*Task details*
Go through the entries and count the lines with the string "JSON" in them. Give only that number.

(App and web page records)
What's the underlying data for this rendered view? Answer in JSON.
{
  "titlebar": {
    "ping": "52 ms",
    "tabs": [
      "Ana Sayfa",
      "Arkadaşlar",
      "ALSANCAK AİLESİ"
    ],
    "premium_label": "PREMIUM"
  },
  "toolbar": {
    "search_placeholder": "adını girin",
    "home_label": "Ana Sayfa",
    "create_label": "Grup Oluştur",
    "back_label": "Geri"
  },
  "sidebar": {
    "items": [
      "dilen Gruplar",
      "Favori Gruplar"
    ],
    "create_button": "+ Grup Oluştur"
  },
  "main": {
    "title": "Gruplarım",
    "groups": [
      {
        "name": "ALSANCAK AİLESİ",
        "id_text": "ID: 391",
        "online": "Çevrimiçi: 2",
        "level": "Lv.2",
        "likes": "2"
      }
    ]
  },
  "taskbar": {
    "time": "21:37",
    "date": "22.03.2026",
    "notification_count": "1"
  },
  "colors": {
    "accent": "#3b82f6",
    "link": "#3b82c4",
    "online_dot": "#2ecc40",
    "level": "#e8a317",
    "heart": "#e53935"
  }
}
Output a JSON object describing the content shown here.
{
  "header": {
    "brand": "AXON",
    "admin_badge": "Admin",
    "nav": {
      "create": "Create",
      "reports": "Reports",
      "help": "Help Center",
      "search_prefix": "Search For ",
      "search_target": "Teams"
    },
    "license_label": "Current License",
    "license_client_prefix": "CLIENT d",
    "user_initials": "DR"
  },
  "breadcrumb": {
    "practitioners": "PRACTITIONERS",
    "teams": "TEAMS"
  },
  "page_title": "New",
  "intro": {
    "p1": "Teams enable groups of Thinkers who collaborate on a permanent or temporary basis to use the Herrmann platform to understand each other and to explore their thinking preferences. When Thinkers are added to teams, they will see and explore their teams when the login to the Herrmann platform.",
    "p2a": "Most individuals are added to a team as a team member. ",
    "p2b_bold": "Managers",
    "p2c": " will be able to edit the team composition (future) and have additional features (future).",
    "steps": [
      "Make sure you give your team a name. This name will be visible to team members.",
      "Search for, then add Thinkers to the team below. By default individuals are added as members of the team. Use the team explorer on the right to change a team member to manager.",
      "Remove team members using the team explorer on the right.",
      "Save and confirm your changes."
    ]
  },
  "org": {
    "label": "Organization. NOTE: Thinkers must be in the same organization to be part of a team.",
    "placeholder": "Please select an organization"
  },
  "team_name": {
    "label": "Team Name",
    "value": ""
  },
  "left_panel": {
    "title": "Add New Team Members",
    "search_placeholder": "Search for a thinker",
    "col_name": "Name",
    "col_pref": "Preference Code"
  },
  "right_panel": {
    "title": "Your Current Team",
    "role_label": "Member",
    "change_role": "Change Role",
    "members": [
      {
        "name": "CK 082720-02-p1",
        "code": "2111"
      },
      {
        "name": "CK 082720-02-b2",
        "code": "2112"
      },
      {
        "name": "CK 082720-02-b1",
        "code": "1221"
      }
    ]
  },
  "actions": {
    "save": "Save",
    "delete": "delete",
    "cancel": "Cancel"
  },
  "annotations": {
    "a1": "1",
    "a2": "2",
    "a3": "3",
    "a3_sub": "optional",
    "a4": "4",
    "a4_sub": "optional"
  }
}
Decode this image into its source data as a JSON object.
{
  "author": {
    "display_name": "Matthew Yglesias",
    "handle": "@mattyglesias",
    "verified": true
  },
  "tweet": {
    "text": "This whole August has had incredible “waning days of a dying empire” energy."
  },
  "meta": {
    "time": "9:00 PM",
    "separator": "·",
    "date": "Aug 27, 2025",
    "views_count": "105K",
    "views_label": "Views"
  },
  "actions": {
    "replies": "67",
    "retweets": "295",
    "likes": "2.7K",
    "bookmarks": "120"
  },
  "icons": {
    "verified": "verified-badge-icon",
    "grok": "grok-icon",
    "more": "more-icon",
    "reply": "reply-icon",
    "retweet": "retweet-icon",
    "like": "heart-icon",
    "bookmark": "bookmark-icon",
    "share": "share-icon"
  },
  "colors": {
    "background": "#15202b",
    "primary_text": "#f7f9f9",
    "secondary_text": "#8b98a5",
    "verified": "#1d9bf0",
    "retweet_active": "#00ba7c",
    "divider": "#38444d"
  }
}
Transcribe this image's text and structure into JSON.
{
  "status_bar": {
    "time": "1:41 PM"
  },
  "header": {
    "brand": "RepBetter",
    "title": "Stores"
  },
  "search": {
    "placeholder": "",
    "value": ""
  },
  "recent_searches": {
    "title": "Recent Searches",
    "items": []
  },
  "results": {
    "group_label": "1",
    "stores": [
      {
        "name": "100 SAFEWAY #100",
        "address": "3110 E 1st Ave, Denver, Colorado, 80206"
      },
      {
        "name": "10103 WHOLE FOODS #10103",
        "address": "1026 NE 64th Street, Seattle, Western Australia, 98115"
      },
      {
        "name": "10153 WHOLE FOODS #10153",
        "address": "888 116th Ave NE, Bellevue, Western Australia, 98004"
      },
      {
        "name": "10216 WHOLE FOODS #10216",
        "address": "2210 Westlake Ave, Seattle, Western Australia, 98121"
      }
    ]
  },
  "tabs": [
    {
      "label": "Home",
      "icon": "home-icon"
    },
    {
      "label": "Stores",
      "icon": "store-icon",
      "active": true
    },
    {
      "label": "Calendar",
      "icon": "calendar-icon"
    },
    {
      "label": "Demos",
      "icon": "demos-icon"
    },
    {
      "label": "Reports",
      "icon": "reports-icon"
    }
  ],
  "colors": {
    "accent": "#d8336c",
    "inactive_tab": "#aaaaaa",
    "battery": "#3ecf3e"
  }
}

*Task solution*
4